  So when  a Texan named Rod and his father (Rod Sr.) climbed aboard the Brother Nature a couple days ago and told me, I want to catch a fish big enough to get my photo on your blog, I was determined to “make it so,” as Capt. Piccard would say. Pictured here is Rod Jr. (along with Rod Sr.) with his fish "big enough" to post.

  The cohos are still blasting our baits and not all that far out in the lake. It’s been the best coho year I can remember. There are plenty of lakers around, should we need to switch over and nearshore Skamanias are “in” if we choose (or weather-forced) to fish for them.

  ‘Til next time, readers. The boat is cleaned, trailer lubed up and we’ll be heading up I-65 at zero dark thirty again in the morning.  I’m looking forward to it!

Sunday, April 16, 2017


  The leader of the “A-TEAM” on the old TV show popularized the maxim, “I love it when a plan comes together.”  Who doesn’t?

The first steelhead of the year has been caught. 
  I love it when the weatherman is right about favorable climatic conditions and waves on the lake are negligible. I love it when the fish have been biting well, stay in the same place and continue to bite the same lures. When that happens, it’s easy to make a plan and love it when it comes together.

  But when dealing with wind, waves and weathermen (not to mention finicky fish) the first plan doesn’t always come together. Plan A can be a bust.

  That’s why I always like to have a Plan B in my pocket when I’m out on Lake Michigan. I’ve been at it long enough to have a whole book of plans and the book of plans really paid off this week.

Lake Trout are often Plan B fish, and welcome! 
  I had a group of guys from Kentucky on the schedule for Tuesday and Wednesday. It looked like they were going to hit it perfect, weather wise. Predicted rains were to end before dawn on Tuesday and a couple days of light winds were in the offing. Plan A was going to work!

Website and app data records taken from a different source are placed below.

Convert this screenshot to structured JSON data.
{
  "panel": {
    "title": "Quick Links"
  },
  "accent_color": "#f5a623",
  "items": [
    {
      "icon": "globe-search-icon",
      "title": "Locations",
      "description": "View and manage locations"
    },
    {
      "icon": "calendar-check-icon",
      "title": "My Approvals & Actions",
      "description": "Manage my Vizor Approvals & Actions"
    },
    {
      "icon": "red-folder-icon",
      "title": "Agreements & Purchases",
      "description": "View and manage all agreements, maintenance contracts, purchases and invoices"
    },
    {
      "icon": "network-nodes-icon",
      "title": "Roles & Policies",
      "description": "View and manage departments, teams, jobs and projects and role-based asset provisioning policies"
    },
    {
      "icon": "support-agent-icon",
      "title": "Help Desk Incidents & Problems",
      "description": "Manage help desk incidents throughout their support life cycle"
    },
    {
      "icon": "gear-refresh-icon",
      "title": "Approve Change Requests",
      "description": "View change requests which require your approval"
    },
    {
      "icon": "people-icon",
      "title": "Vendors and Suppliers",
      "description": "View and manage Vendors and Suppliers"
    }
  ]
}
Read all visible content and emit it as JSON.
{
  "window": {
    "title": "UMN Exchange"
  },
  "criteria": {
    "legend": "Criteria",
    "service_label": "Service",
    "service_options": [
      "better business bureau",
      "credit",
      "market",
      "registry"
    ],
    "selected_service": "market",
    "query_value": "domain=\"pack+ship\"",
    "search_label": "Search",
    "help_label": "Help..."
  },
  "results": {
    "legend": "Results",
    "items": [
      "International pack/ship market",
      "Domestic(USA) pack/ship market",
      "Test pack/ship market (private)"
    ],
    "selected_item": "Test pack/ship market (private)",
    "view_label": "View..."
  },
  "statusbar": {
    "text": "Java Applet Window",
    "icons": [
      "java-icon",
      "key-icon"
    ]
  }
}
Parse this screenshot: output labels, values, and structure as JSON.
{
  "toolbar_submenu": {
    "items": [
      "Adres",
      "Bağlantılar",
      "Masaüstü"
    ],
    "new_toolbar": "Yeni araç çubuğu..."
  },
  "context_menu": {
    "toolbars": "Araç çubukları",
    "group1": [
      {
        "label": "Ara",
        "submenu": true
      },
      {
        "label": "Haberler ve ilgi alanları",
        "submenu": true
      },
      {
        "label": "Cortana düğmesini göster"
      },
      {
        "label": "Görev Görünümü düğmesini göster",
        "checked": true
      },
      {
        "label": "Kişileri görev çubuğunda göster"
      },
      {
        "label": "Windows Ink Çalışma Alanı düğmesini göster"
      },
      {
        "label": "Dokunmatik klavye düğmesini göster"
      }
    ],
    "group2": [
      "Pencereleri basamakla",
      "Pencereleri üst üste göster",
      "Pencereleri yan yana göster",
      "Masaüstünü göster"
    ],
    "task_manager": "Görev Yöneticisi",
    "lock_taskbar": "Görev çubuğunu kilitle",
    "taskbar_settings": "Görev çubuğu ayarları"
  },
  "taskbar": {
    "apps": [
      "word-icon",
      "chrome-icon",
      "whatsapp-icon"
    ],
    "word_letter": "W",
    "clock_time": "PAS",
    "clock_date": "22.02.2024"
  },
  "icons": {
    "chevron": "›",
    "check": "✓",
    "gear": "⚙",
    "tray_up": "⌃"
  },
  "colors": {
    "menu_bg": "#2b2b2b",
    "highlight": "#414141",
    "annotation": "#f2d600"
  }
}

  Except, when we actually got out on the water we found “residual” waves from overnight storms and a bit more breeze than the weather-guessers had promised. Worse, the wind was one direction, the rolling waves another and boating was like in a pot of boiling water with lumps and bumps going every which way.

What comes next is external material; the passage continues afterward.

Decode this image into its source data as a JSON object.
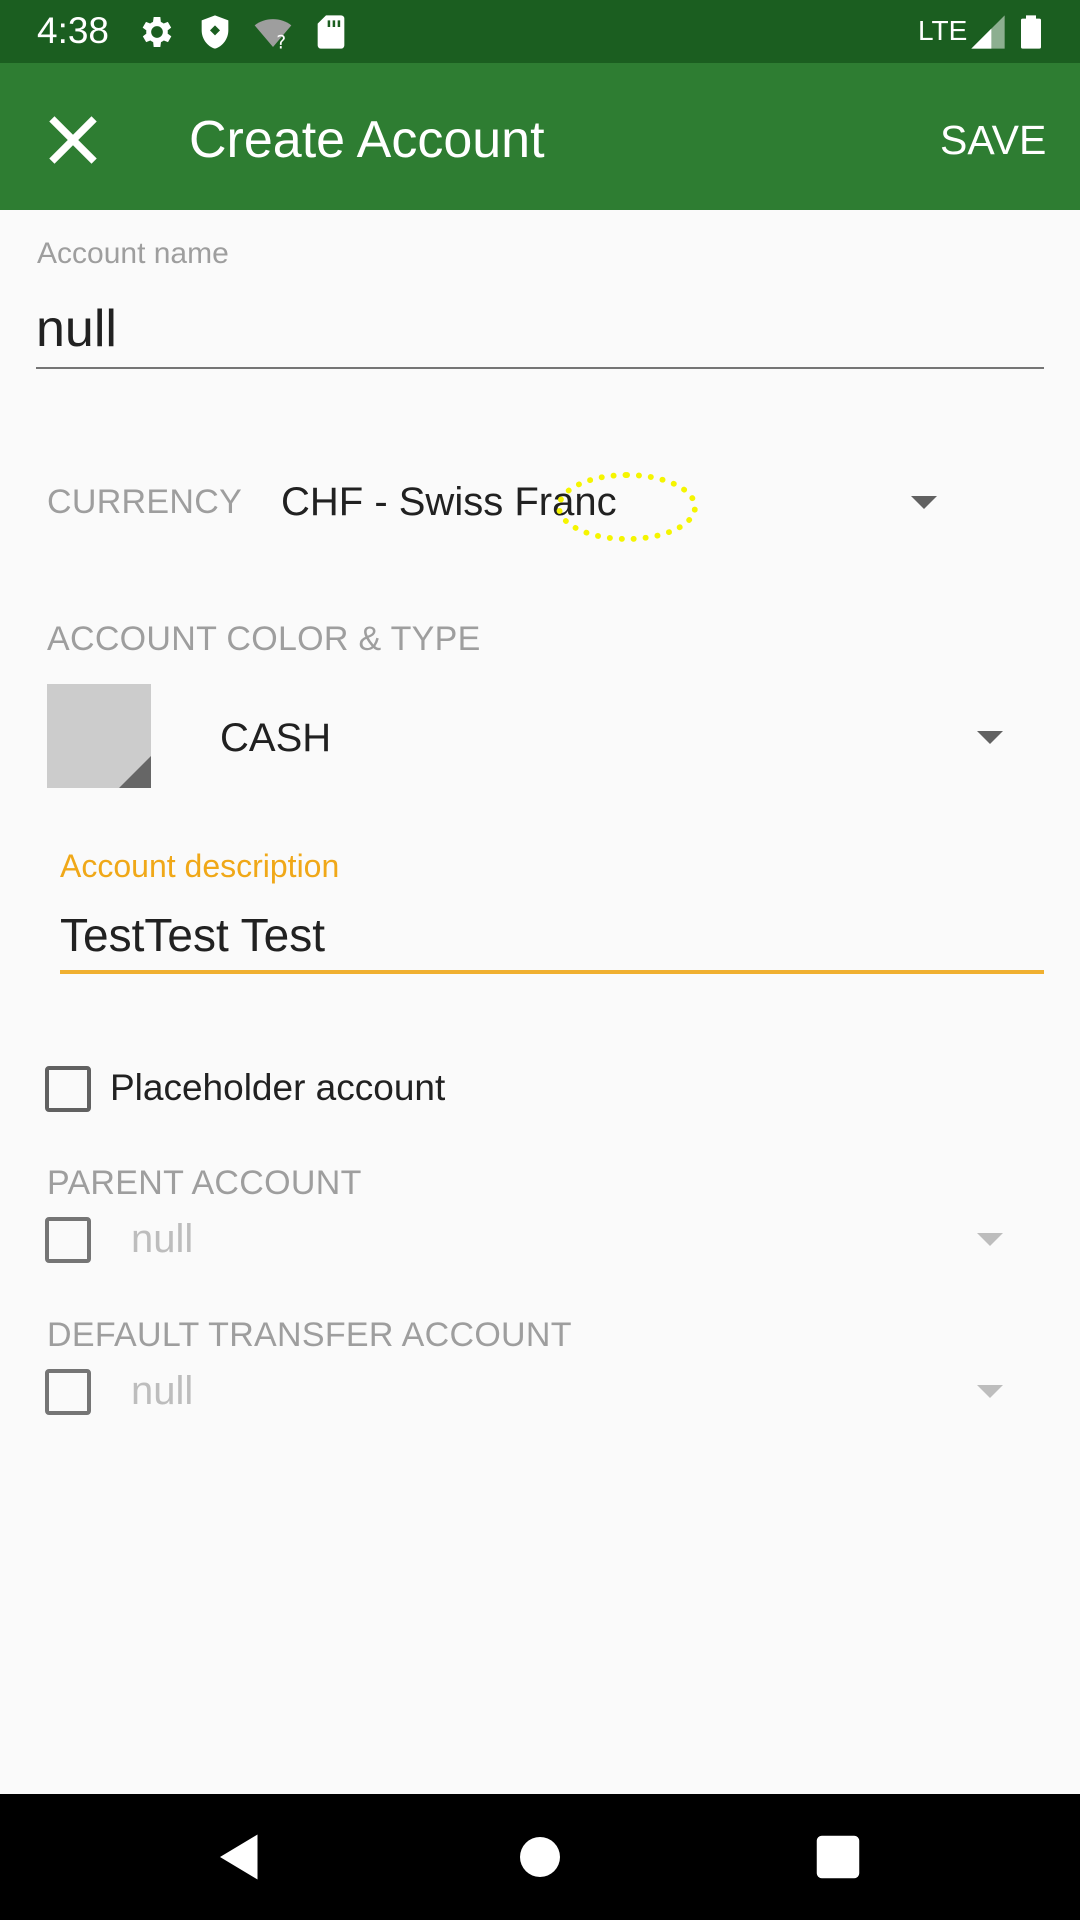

  Plan B was needed. Though the hot bite area was nearly unfishable, I knew a spot a few miles away where industrial breakwalls would provide sheltered conditions and hopefully, enough fish to make it worthwhile.  I love it when Plan B comes together!  We caught several salmon, not limits, but enough to keep everyone happy and the first steelhead of the year was captured.

  On Wednesday, I knew I needed to produce something spectacular for the Kentuckians. Though it’s still early season, I took advantage of the near glass-like conditions of the lake to motor offshore to an area I knew would be teaming with lake trout in a few weeks. Were there any there now?  

  You bet! And even with the increase from 2 per day to a 3 trout bag limit, the KY anglers had no problems - other than sore shoulders from the trout work-out they were given. Our plan of easy fishing nearshore for spring-sized cohos wasn’t missed in the least. Plan B did the job just fine.